“I’m pleased that Governor Ducey and legislators from both parties have come together to ensure Arizonans get the tools they need to combat our opioid epidemic,” said Speaker of the House J.D. Mesnard. “The Arizona Opioid Epidemic Act will get the urgent consideration it needs in the Legislature, and I’m confident it will receive broad support in the process.”

“There is no explicitly Republican or Democratic solution to a crisis like this, so we appreciate the opportunity to help shape a plan that will save lives in all of the communities we represent,” said House Democratic Leader Rebecca Rios. “We all recognize that more work will need to be done once the bill has passed, but this shows that when we work together the result is good policy that benefits all Arizonans. Because the Governor included Democrats early on, we were able to bring the incredible in-depth healthcare policy experience that exists among our members and staff to the table to help ensure this plan has a real and immediate impact.”

The introduction of the Arizona Opioid Epidemic Act follows a months-long effort to engage stakeholders and members of the public, including approximately 50 meetings held throughout Arizona. Using this input and after conducting a 50-state review of opioid-related policies, the Arizona Department of Health Services issued an Opioid Action Plan in September 2017, which included recommendations to reduce opioid misuse, promote safe prescribing and dispensing, and improve access to treatment. Those recommendations inform many of the proposals contained in today’s legislative package.

Specific policy proposals include:
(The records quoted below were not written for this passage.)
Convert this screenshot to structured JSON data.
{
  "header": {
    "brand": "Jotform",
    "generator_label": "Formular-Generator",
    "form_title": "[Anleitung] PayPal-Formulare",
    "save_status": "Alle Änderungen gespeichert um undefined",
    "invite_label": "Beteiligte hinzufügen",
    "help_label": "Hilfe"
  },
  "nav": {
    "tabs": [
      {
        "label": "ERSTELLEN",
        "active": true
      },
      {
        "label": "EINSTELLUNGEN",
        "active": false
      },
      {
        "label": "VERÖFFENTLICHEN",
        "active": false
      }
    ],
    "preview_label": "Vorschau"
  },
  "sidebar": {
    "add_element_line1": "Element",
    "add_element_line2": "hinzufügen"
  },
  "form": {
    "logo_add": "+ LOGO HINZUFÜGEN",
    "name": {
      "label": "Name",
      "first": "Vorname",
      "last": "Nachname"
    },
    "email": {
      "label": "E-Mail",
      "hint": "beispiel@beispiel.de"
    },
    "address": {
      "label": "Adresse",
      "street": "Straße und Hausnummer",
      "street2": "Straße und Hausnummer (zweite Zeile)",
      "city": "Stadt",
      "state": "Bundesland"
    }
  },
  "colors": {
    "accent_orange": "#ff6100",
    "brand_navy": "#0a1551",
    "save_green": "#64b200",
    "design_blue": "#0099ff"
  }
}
  • Identifying gaps in and improving access to treatment, including for uninsured or underinsured Arizonans, with a new $10 million investment;
  • Expanding access to the overdose reversal drug Naloxone for law enforcement or corrections officers currently not authorized to administer it;
  • Holding bad actors accountable by ending pill mills, increasing oversight mechanisms, and enacting criminal penalties for manufacturers who defraud the public about their products;
  • Enhancing continuing medical education for all professions that prescribe or dispense opioids;
  • Enacting a Good Samaritan law to allow people to call 911 for a potential opioid overdose;
  • Cracking down on forged prescriptions by requiring e-prescribing;
  • Requiring all pharmacists to check the Controlled Substances Prescription Monitoring Program prior to dispensing an opioid or benzodiazepine;
  • And limiting the first-fill of an opioid prescription to five days for all opioid naïve patients and limiting dosage levels to align with federal prescribing guidelines. These proposals contain important exemptions to protect chronic pain suffers, cancer, trauma or burn patients, hospice or end-of-life patients, and those receiving medication assisted treatment for substance use disorder.

ORIGINAL SOURCE: https://azgovernor.gov/governor/news/2018/01/arizona-opioid-epidemic-act-outlines-comprehensive-solutions

ARIZONA’S OPIOID EPIDEMIC-The Tragic 2017 Numbers

Over 700 Arizonans Died In Suspected Opioid-Related Deaths in 2017

 
Published: Monday, January 1, 2018 – 2:42pm
Updated: Tuesday, January 2, 2018 – 7:14am

More than 700 people in Arizona are believed to have died from opioid-related overdoses in 2017, according to end-of-the-year numbers from the Arizona Department of Health Services.

2017 was the first time state health officials began tracking opioid overdose data in real time. The initial results reveal that there were nearly 5,000 suspected opioid-related overdoses since mid-June. About 15 percent were fatal.

The majority of overdoses were clustered around the Phoenix and Tucson metro areas. Most of them happened inside a personal residence, not a health-care facility or public place. Over the past six months, the number of overdoses reported weekly has ranged from 100 to more than 250. The state aims to reduce the number of overdose deaths by 25 percent in the next five years.

Lawmakers are expected to take up legislation this year in response to the opioid epidemic, which Gov. Doug Ducey has declared a public health emergency.

Source: https://kjzz.org/

ViVRE is committed to helping end this epidemic in 2018, and beyond!

For support, guidance, and information please contact ViVRE at 480-389-4779.